Daniel Del Gobbo has published Unreliable Narration in Law and Fiction, 30 Canadian Journal of Law and Jurisprudence 311 (2017). Here is the abstract.
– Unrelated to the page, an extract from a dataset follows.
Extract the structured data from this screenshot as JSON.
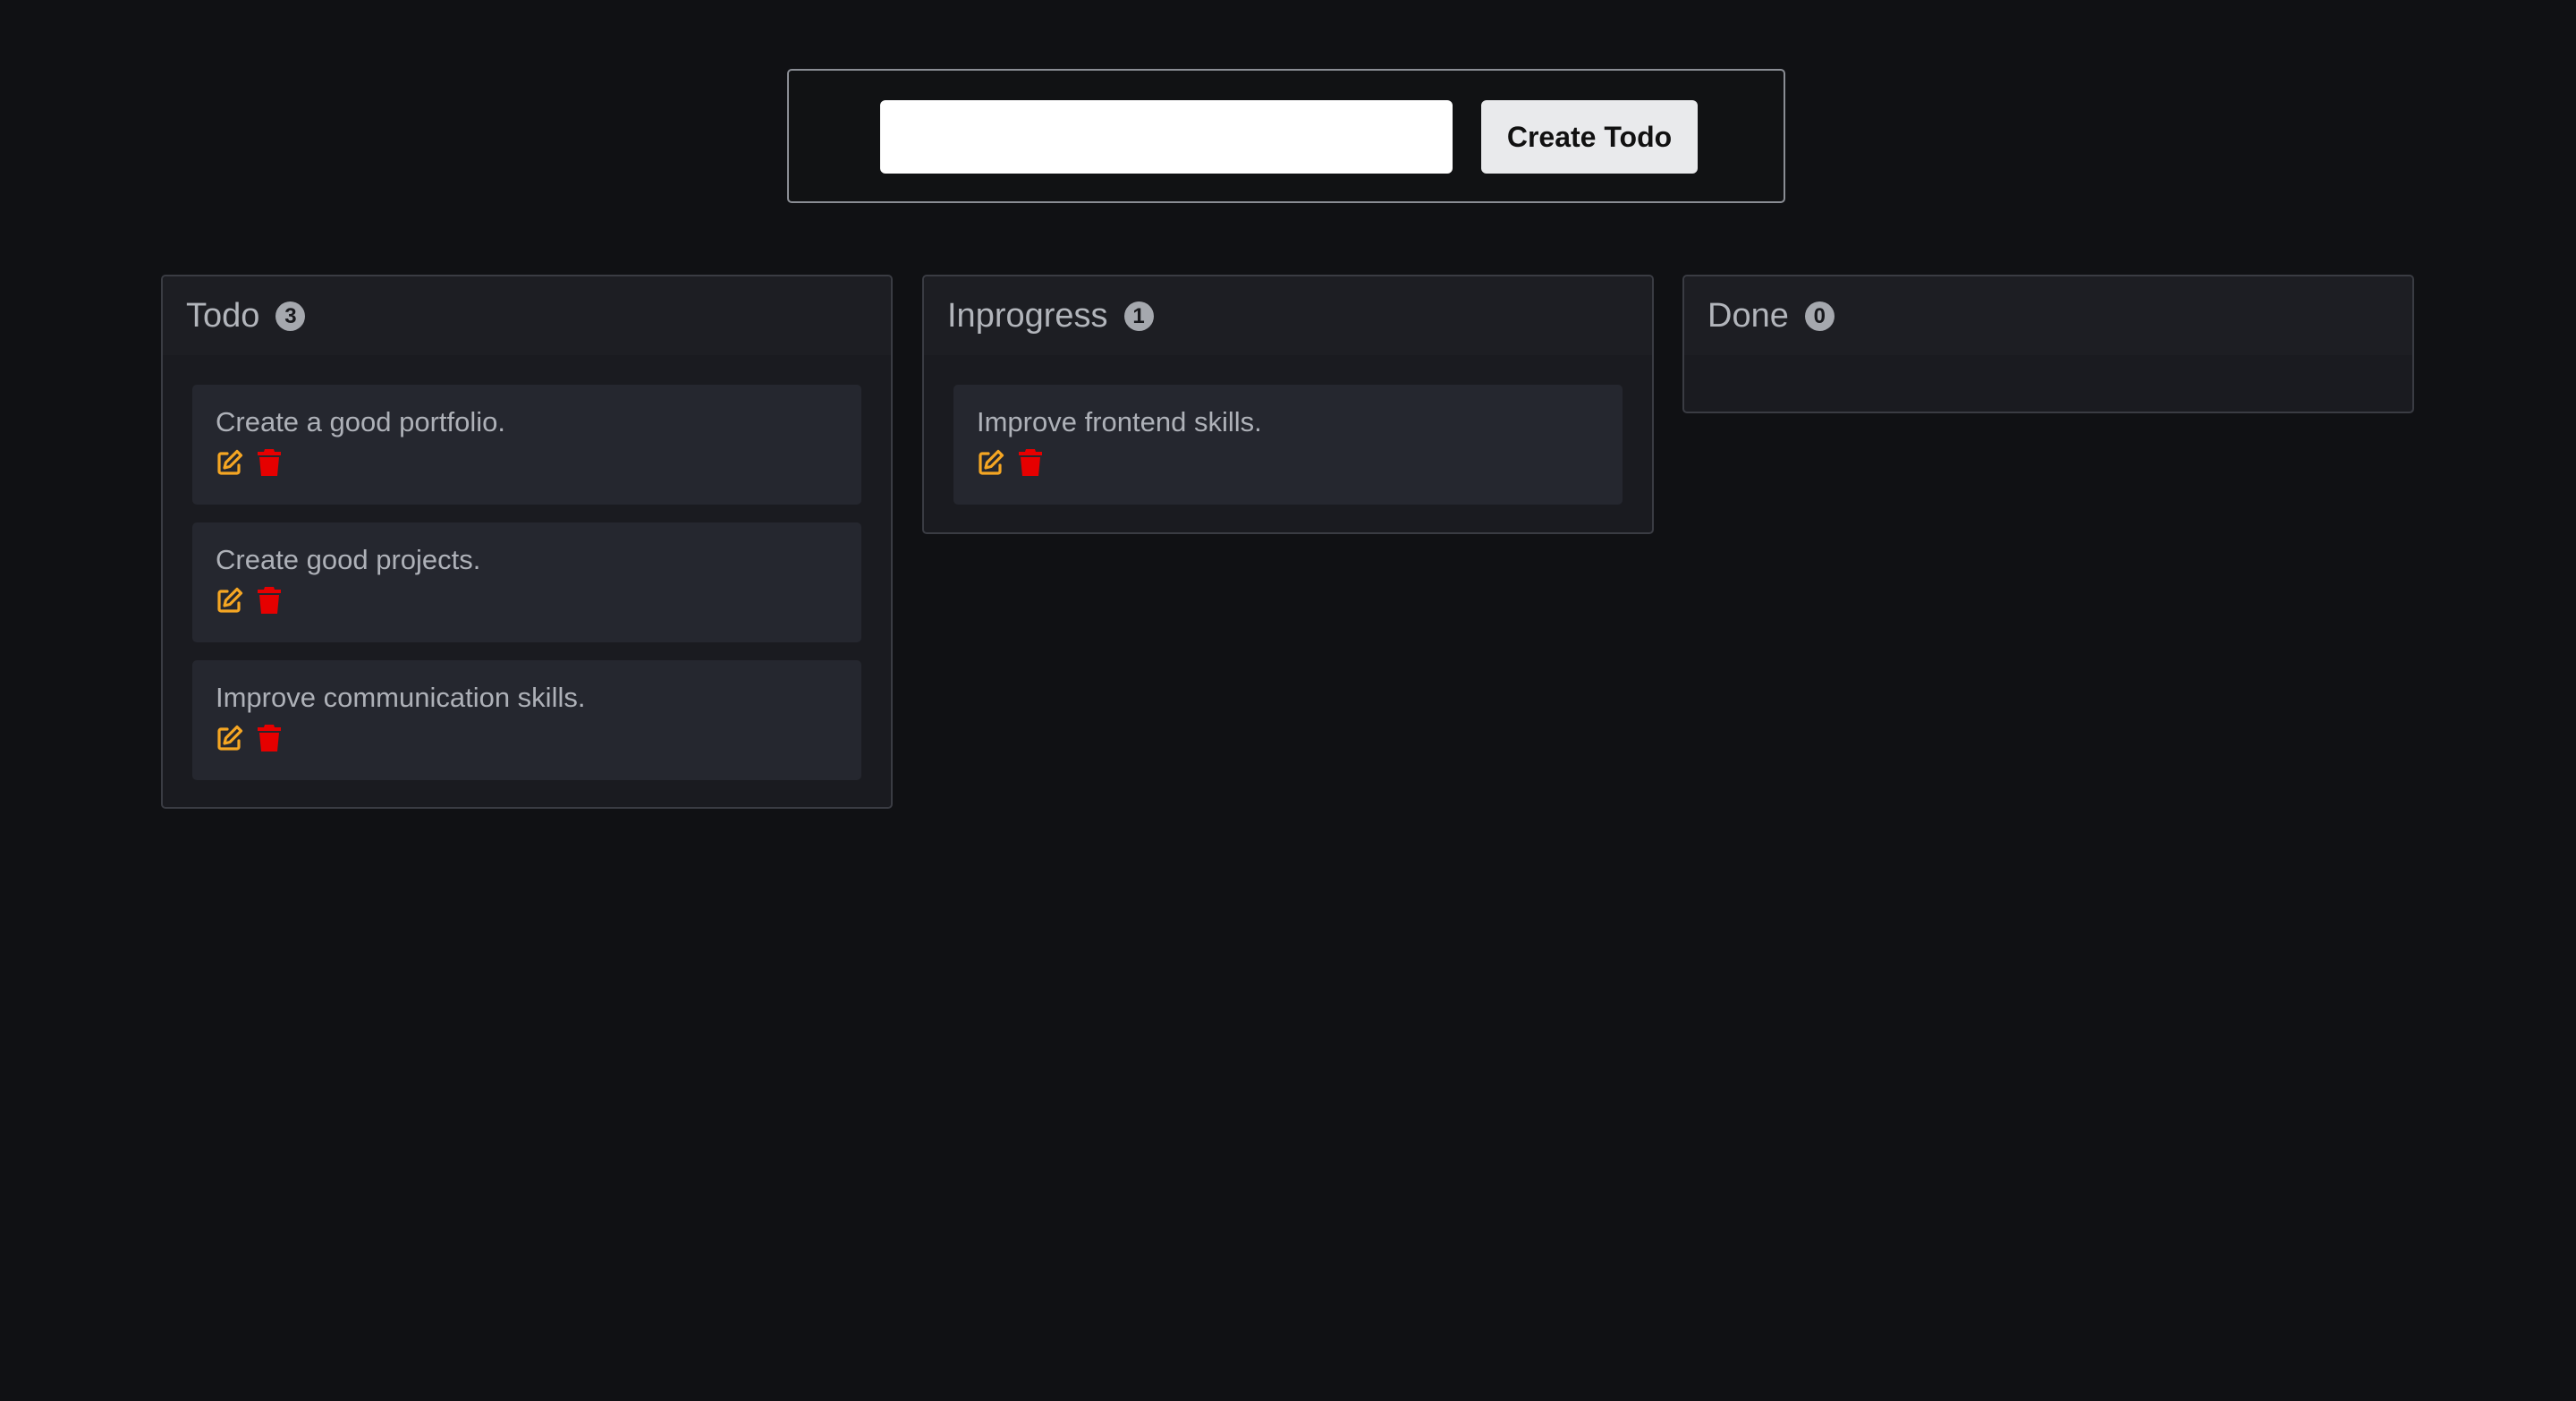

This article revisits long-standing debates about objective interpretation in the common law system by focusing on a crime novel by Agatha Christie and judicial opinion by the Ontario High Court. Conventions of the crime fiction and judicial opinion genres inform readers’ assumption that the two texts are objectively interpretable. This article challenges this assumption by demonstrating that unreliable narration is often, if not always, a feature of written communication. Judges, like crime fiction writers, are storytellers. While these authors might intend for their stories to be read in certain ways, the potential for interpretive disconnect between unreliable narrators and readers means there can be no essential quality that marks a literary or legal text’s meaning as objective. Taken to heart, this demands that judges try to narrate their decisions more reliably so that readers are able to interpret the texts correctly when it matters most.